courses. The client wants to start the new courses immediately and wants them completed
within the next 12 months. The current work must continue and not be affected by the
Current Schedule and Workload Requirements
One course is scheduled to be completed this year. Three more courses are to be developed
next year. It takes 6 months to develop each course. The three-year contract ends
September 30 next year. All of the additional work must be completed by that date.
Current staffing consists of:
One senior instructional designer
Three graphic artists
One subcontracted sound technician
12 © 2008 Society for Human Resource Management. Marcia R. Gibson, Ed.D.
One media specialist
One logistics coordinator
One web programmer
Two technical writers
One subcontracted subject matter expert
One document specialist
Current Organizational Structure
The training academy is now two years old.
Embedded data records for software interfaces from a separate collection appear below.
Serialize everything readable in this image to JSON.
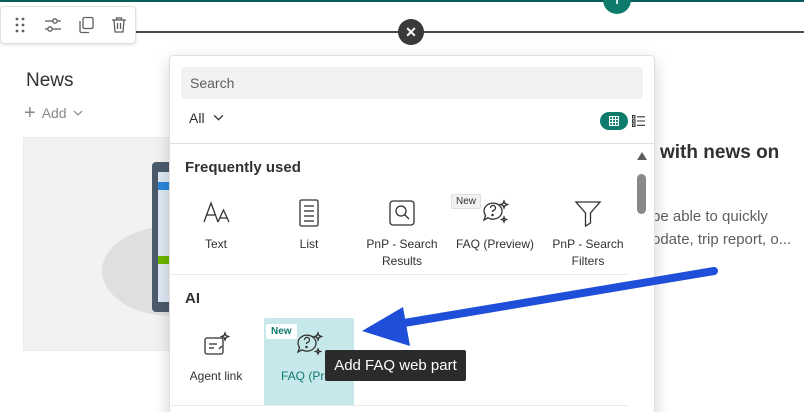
{
  "toolbar": {
    "icons": [
      "drag-handle-icon",
      "edit-properties-icon",
      "duplicate-icon",
      "delete-icon"
    ]
  },
  "news": {
    "title": "News",
    "add_label": "Add"
  },
  "right_panel": {
    "heading": "with news on",
    "line1": "be able to quickly",
    "line2": "odate, trip report, o..."
  },
  "picker": {
    "search_placeholder": "Search",
    "filter_label": "All",
    "groups": [
      {
        "title": "Frequently used",
        "items": [
          {
            "label": "Text",
            "icon": "text-icon"
          },
          {
            "label": "List",
            "icon": "list-icon"
          },
          {
            "label": "PnP - Search Results",
            "icon": "search-results-icon"
          },
          {
            "label": "FAQ (Preview)",
            "icon": "faq-icon",
            "badge": "New"
          },
          {
            "label": "PnP - Search Filters",
            "icon": "filter-icon"
          }
        ]
      },
      {
        "title": "AI",
        "items": [
          {
            "label": "Agent link",
            "icon": "agent-link-icon"
          },
          {
            "label": "FAQ (Prev",
            "icon": "faq-icon",
            "badge": "New",
            "selected": true
          }
        ]
      }
    ]
  },
  "tooltip": "Add FAQ web part",
  "colors": {
    "accent": "#0f7b6c",
    "selected_tile": "#c7e8ea",
    "arrow": "#1f4fd8",
    "tooltip_bg": "#2b2b2b"
  }
}
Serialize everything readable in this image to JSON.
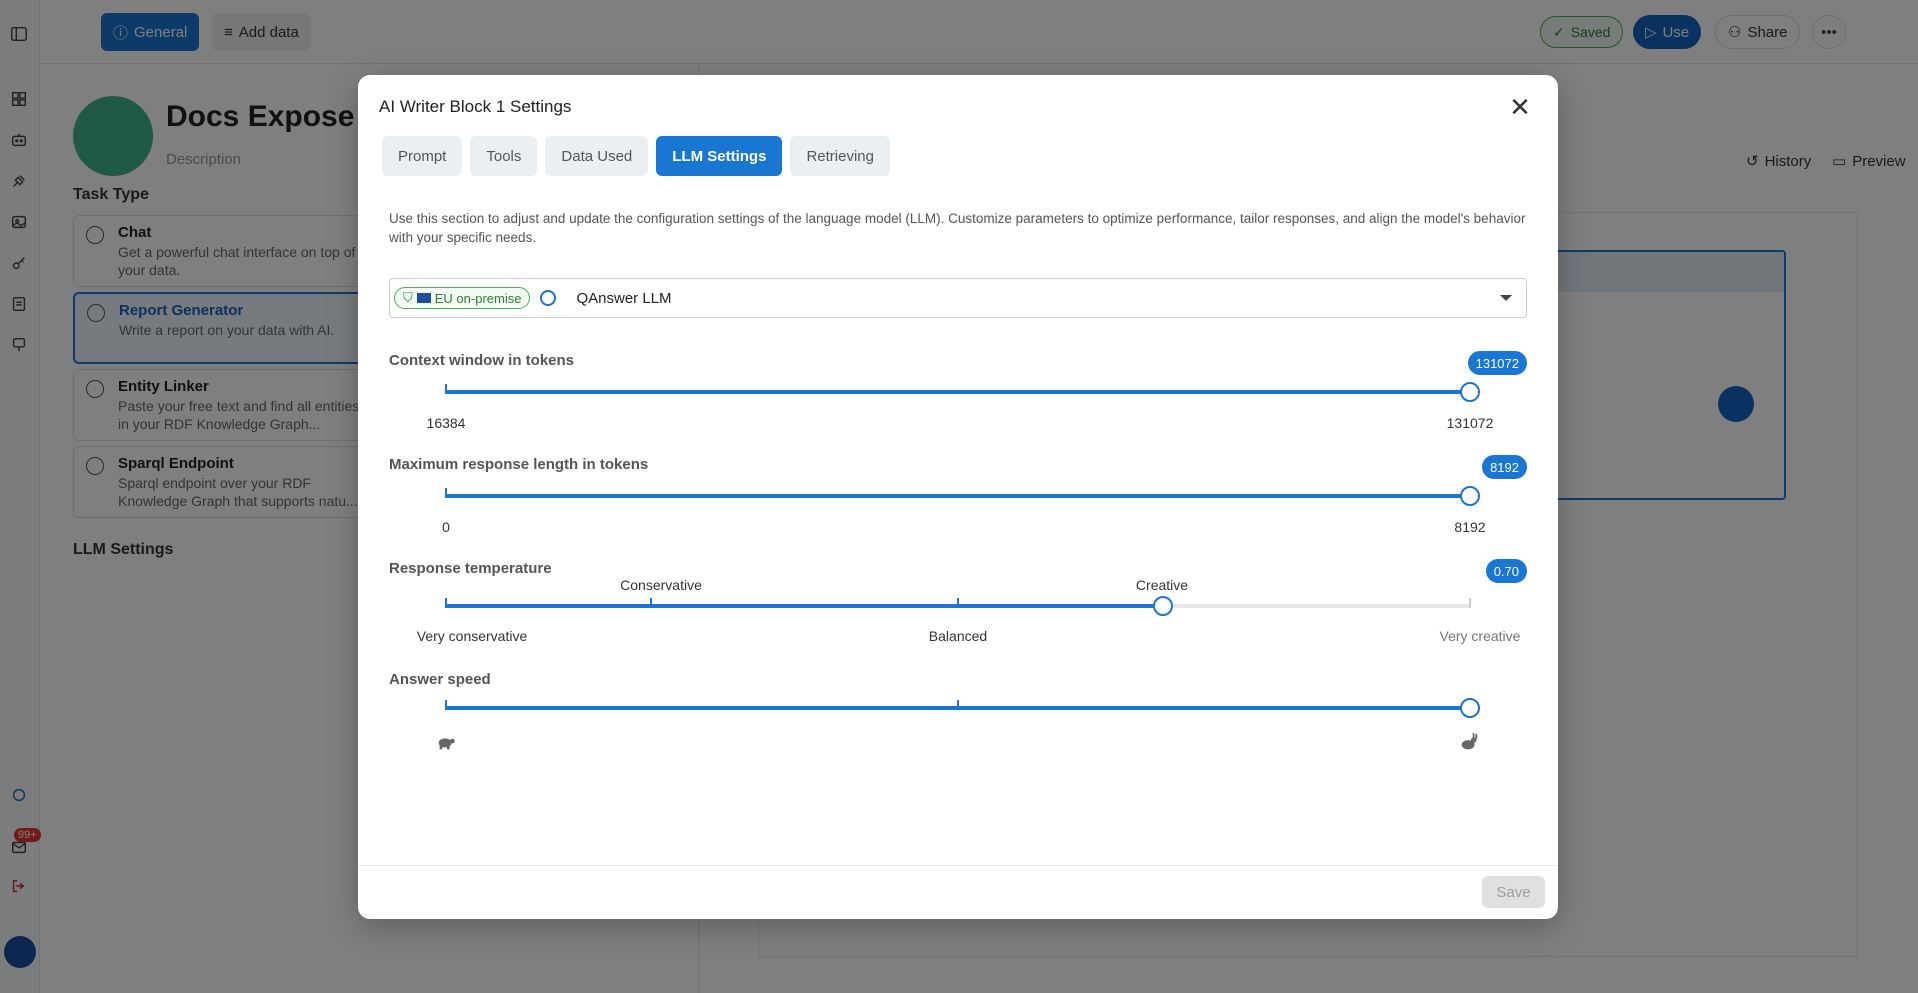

DRA PS has developed seven courses; the last
one was the most challenging to develop and yet one of the most successful. The success
rejuvenated the team, which was struggling after the termination of the program manager,
the three-month work stoppage, a change to the workload and schedule requirements, and
the loss of co-workers. Development and delivery schedules were tight and required a
great deal of commitment and hard work. The teams’ moods have run the gamut from
devastation to euphoria. The current mood is somewhere in between.
Retention and Recruitment Issues
In the previous scenario, some staff members were looking for employment elsewhere.
Motivation issues still persist.
Additional staffing is needed because of the new work. A staffing analysis concluded that
seven teams will be necessary to accomplish the additional work. Staff additions include:
Three graphic artists
Two logistics staff
Three document specialists
Fourteen technical writers
Seven instructional designers (these will be negotiated with the subcontractor)
1. What internal and/or external methods could be used to recruit and staff quality teams?
2. How will you ensure a fair, equitable, and market competitive compensation and
3. Propose two strategies to quickly integrate the new teams into the existing workforce.
4. Discuss two ways you will proactively manage any potential performance issues.
Too Tired? Too Anxious? Need More Time? We’ve got your back.